Dienstag, 18. November 2008

Fun with annotations in Groovy/Griffon

The 1.6 version of Groovy seems to have full-fledged annotation support.

I took the occasion to finally learn to create some annotations on my own, and wrote an annotation which can be used in a Griffon model to give the controller some hints about how to best display its data.

I might have taken this a little bit too far, but it is also possible to declare strings in annotations which can later be evaluated.

Take this annotation as an example:

package annotations

import java.lang.annotation.*

public @interface TableModelInformation {
boolean displayed() default true
String displayName() default ""
String displayValue() default ""

This can be used in the model like this:

@TableModelInformation(displayValue='"Total Subprocesses: ${object.subprocesses.size()}"')
List subprocesses = []

(Note the weird string syntax: only double quotes (i.e. GString) are rightfully not interpreted as Strings. Furthermore it expects to receive an instance of the object in a variable named (tadaaa) "object".

This can be evaluated later in the controller:

return new GroovyShell(new Binding([object:object])).evaluate(object.class.getDeclaredField(field).getAnnotation(annotations.TableModelInformation).displayValue())

("object" and "field" are available in the context of the controller)

I am not sure how to optimize this code, especially the verbosity of annotation retrieval. It nevertheless is kind of funny to see groovy behavior in an (at least from me) unexpected way...

Freitag, 14. November 2008
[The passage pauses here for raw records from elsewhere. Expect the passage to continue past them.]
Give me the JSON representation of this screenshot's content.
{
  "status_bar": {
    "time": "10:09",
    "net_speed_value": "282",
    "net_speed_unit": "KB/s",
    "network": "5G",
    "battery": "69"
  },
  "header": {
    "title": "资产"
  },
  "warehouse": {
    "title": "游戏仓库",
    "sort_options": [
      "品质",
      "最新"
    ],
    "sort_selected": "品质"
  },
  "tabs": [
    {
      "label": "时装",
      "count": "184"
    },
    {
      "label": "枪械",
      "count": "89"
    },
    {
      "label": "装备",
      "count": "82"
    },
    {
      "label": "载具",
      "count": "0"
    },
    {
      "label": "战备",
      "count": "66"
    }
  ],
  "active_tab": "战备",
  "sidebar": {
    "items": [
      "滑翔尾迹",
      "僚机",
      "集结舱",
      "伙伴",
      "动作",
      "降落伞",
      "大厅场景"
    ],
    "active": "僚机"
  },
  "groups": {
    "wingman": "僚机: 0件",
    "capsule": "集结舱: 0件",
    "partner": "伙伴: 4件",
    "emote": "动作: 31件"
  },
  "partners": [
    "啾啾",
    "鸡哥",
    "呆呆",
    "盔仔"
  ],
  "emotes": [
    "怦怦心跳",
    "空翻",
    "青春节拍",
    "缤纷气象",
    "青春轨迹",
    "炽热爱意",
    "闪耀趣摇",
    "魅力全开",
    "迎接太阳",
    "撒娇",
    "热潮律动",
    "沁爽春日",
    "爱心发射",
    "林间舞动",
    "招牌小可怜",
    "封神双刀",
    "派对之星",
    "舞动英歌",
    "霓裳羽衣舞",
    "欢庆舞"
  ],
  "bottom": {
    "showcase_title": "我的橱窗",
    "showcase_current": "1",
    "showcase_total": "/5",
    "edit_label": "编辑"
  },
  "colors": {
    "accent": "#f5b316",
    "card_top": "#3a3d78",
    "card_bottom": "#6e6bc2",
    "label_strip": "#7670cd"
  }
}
Using ocmgroovy as Persistance Layer for Griffon

Griffon is a very interessting approach to create an agile and fun framework for building Swing applications. Currently a very shy version numeration is used (0.0.1 is current), but the whole package is built using large know-how.

One thing missing is the persistance layer. It is planned to use GORM, the hibernate-based layer of Grails.

This situation is an opportunity for ocmgroovy, my "framework"(*) for persisting Groovy objects into a JCR. While beeing a little ugly hack atm, the basic things like save() and get() seem to work, at least for my basic test cases.

Using ocmgroovy in grails is one annoying and 2 easy steps
  1. download ocmgroovy (either create the project via pom.xml or download all dependencies manually, which basically means to download all jackrabbit dependencies and xstream with its dependencies) and install it into {griffon_project}/lib directory
  2. declare the class to be persisted in {griffon_project/lifecycle}/Startup.groovy
  3. use it in your Griffon mvc

Step 2 looks like this

TransientRepository repository = new TransientRepository()
def session = repository.login(
new SimpleCredentials("threatmanagment", "password".toCharArray()))
JcrPersister strategy = new JcrPersister()
strategy.session = session
strategy.instanceRoot ="threatmanagment"

strategy.instrumentate(ThreatModel, "name")

This makes model classes ThreatModel and Dataflow persistable, i.e. currently mostly adds save() and get() methods to instance and class, respectively

And Step 3: about as easy

ThreatModel model = new ThreatModel("name": "TestModel")
ThreatModel model2 = ThreatModel.get("TestModel")

Please note that this is all very shaky at the moment (and therefore will create a black hole if you try it at home ;)), but might prove usable in the future.

I probably will release a PoC-project in the near future.

(*): ocmgroovy is very alpha and only used by myself. Therefore I do not consider this to be a framework